Jambi, Indonesia – Agus Setio Pembudi has been working as a volunteer firefighter for almost two months, trying to quell vicious forest fires that have ravaged parts of Indonesia including the islands of Sumatra and Kalimantan since July.
Last week, he almost paid for it with his life.
“I’d been out in the fields since the morning and the water pump I was using ran out of petrol (to power it),” Pembudi, a local farmer told Al Jazeera. “Without any water, I couldn’t keep the smoke away and I couldn’t get enough oxygen. I started shouting to my team. I don’t remember anything after that.”
Pembudi collapsed in the middle of the burning forest and was only saved because other volunteers heard his cries for help.
“I heard him screaming, but I couldn’t see him through the haze,” said Pastor Polke Pelle, another volunteer firefighter in the village of Catur Rahayu in Jambi, Sumatra.
“Fortunately he screamed again and we were able to locate him. One of the stronger members of the team dragged him out, and I went on my motorbike to get an ambulance to evacuate him.”
Parts of Indonesia have been ablaze since July blanketing Borneo and Sumatra in a thick toxic haze that spread into neighbouring countries including Malaysia and Singapore this month.
Many of the fires are thought to be the result of plantation owners burning land for the new planting season – a practice that has blighted Southeast Asia for years but is supposed to be outlawed.
In August, Indonesian president Joko Widodo, popularly known as Jokowi, took a tough line on the fires.
“I have told the military and police chiefs to fire whoever fails to tackle the forest and land fires,” he told the media.
Last week, he said that 6,000 troops had been dispatched to the affected areas, reassuring the public that the government had made “every effort” to address the problem.
We have no idea of the long term effects that being in the haze for such a long period of time will have on the volunteers
Irmansyah, environmental activist
But in Jambi, local environmental activist, Irmansyah, who like many Indonesians only goes by one name, said the government response had been underwhelming, and that even face masks were in short supply in rural areas.
The president’s tough talk had also made local officials fearful, people on the ground told Al Jazeera on condition of anonymity. Many were worried they would lose their jobs if they took action to protect their communities because such efforts would be seen as admitting that the haze was a major problem, they said.

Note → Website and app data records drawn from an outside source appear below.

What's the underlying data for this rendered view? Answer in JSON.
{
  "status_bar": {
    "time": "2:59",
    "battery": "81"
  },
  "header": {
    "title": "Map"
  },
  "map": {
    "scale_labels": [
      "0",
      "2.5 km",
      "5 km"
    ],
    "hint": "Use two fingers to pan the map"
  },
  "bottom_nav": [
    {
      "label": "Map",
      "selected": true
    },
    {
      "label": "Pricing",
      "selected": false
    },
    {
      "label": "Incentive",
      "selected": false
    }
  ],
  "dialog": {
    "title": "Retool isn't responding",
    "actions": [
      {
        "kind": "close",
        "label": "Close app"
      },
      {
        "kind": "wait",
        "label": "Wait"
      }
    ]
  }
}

At the site of some of the worst fires around Catur Rahayu village, it is local people who are on the front lines. There were no members of the military, the police or government agencies in attendance.
“Post-2015, local companies and the government have organised groups of volunteers to fight the fires,” Irmansyah who works for the non-governmental organisation Yayasan Keadilan Rakyat, told Al Jazeera, referring to the last time the fires were so severe.
“They give them training but don’t provide them with enough firefighting equipment or protection like full-face masks. We also have no idea of the long term effects that being in the haze for such a long period of time will have on the volunteers.”
‘We all donate’
Andre is the head of one such volunteer group originally recruited by the government called Masyarakat Peduli Api (MPA) or “The Fire Care Community”.
Fighting the flames every day is exhausting many of the men, who are mostly local farmers.
“We force ourselves to work, and everyone is so tired,” said Andre. “We can’t split ourselves in half, but we have to help, so we just keep going in.”
The volunteers have had to abandon their jobs in order to help with the firefighting effort and while they received six million Indonesian rupiah ($425) from the government, it has not been enough.
Now they’re using their own money to buy food and fuel for the water pumps.
“It takes 10 litres of petrol to power a water pump for half a day and petrol is now IDR9,000 ($0.64) per litre,” Andre said. “We all donate and pay for it ourselves.”
In order to get an operational licence, plantation companies must agree to help extinguish any fire within a five-kilometre (3.1 mile) radius of their concession.
Environmental activist Irmansyah said some companies sent their own members of staff to help fight the fires without providing them with medical checks and essentials such as oxygen tanks, putting their workers’ health at risk.
One such group of local firefighters work for a plantation company known as PT BBIP and told Al Jazeera they were sent by the company to tackle fires in neighbouring areas at the beginning of September.
All the men in the group usually work as security guards at PT BBIP. The company allowed the men to speak on its behalf.
“We don’t know when we’ll get to go back to work,” said Bosar Pardede, the leader of the group. “At night we sleep in our tent and our company sends us food. But we have been fishing in the canals to get extra protein.”
The fields are separated by a canal system which is meant to stop the fires from spreading, and the men have been fishing for eels and catfish which they fry over a bonfire at night.
Another member of the group, Ambo, said that living on the edge of a burning forest every day was gruelling for the men, who work in 12-hour shifts.
“We get very dizzy and it’s like being drunk,” he said. “But we’re not scared, we’re all in this together.”
Pembudi echoes the sentiment.
Despite the health risks and his recent hospital visit, he said he will continue to go back and fight the fires for as long as necessary.
“I feel traumatised, but then I see my friends chasing the fires,” he said. “When everyone else is going in, how can I not follow them?”